You can't, and you shouldn't. Part of our problem in gardening today is that we attempt to replicate landscape styles in areas that are completely unsuitable for them, usually with disastrously wasteful results. The lush gardens of the East belong in the East, where they have sufficient rainfall and rich soil. In Phoenix, where all water is imported and prospects look grim for finding additional supplies, you need to embrace native plant materials that can tolerate dry, hot conditions. To do otherwise is expensive, wasteful and extremely environmentally unsound. Besides, I have seen examples of incredibly beautiful desert-style gardens that are the envy of many an eastern gardener, including myself! I know this is hard advice for someone who yearns for lush eastern gardens, but it's important for all of us Read More »from Landscape For Your Location
Andrew McCaulRead More »from Daily Nutrition Guide
Eat fewer calories and make wiser choices. Here's what we recommend to fill up your food pyramid...
Fruit: The brighter the better! A range of different-colored fruits--fresh or dried--provides the vitamins and minerals you need. Munch on at least two cups a day.
Vegetables: Count colors: Eat two and a half cups a day of dark green and orange vegetables to get your daily fill of potassium, beta-carotene, fiber, and vitamins A and C.
Grains:Make half the grains you eat daily whole grains; they're full of fiber. Try multi-grain Barilla Plus pasta, sprinkle flax seed on cereal, or choose brown rice as a side.
Dairy: Three cups of low-fat milk and milk products provide the right amount of calcium for the day. Snack on Jarlsberg Lite Swiss Cheese and ----- e Total Yogurt.

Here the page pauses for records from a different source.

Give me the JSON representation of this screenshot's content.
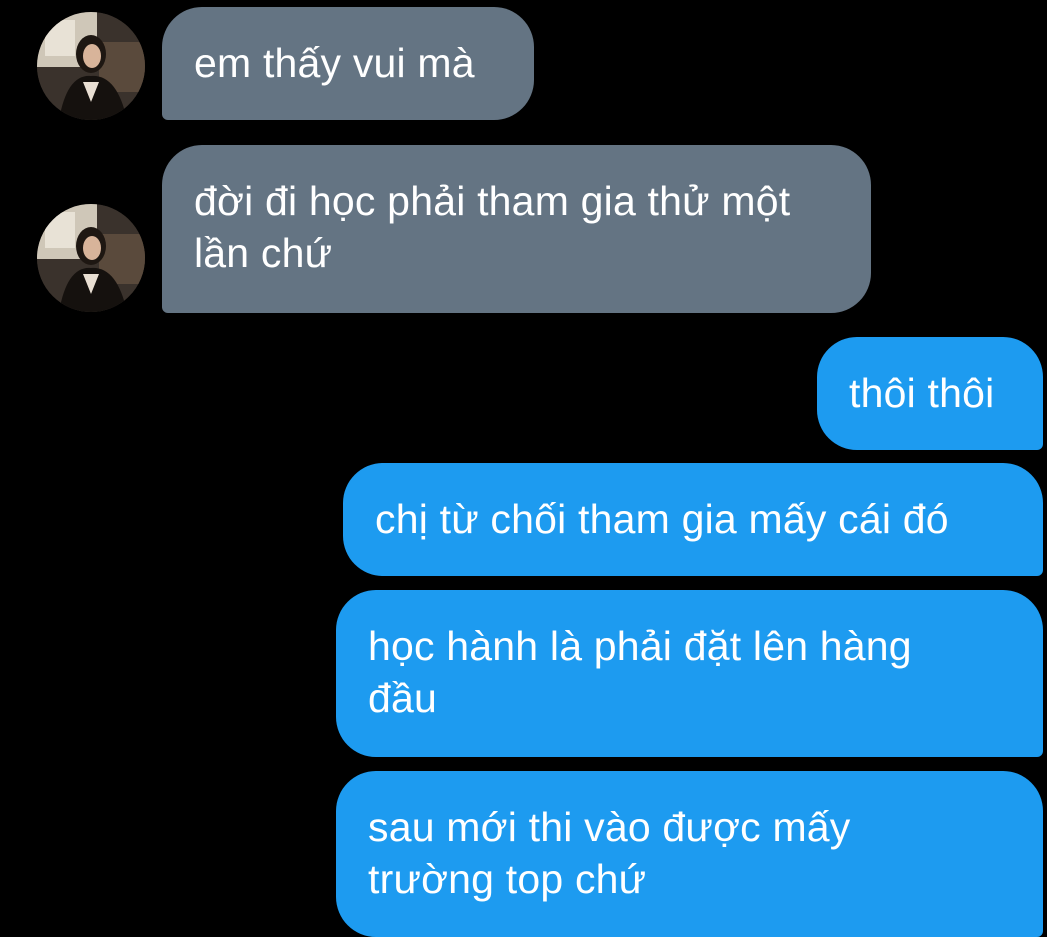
{
  "conversation": {
    "contact_avatar": "contact-photo",
    "colors": {
      "background": "#000000",
      "incoming_bubble": "#647483",
      "outgoing_bubble": "#1d9bf0",
      "text": "#ffffff"
    },
    "messages": [
      {
        "direction": "incoming",
        "text": "em thấy vui mà"
      },
      {
        "direction": "incoming",
        "text": "đời đi học phải tham gia thử một lần chứ"
      },
      {
        "direction": "outgoing",
        "text": "thôi thôi"
      },
      {
        "direction": "outgoing",
        "text": "chị từ chối tham gia mấy cái đó"
      },
      {
        "direction": "outgoing",
        "text": "học hành là phải đặt lên hàng đầu"
      },
      {
        "direction": "outgoing",
        "text": "sau mới thi vào được mấy trường top chứ"
      }
    ]
  }
}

Legumes: Beans--dried or canned--are high in protein, fiber, and B-vitamins. Toss them into salads, pasta, or puree with olive oil and lemon juice until smooth for an easy dip.
Oils: Try to moderate your consumption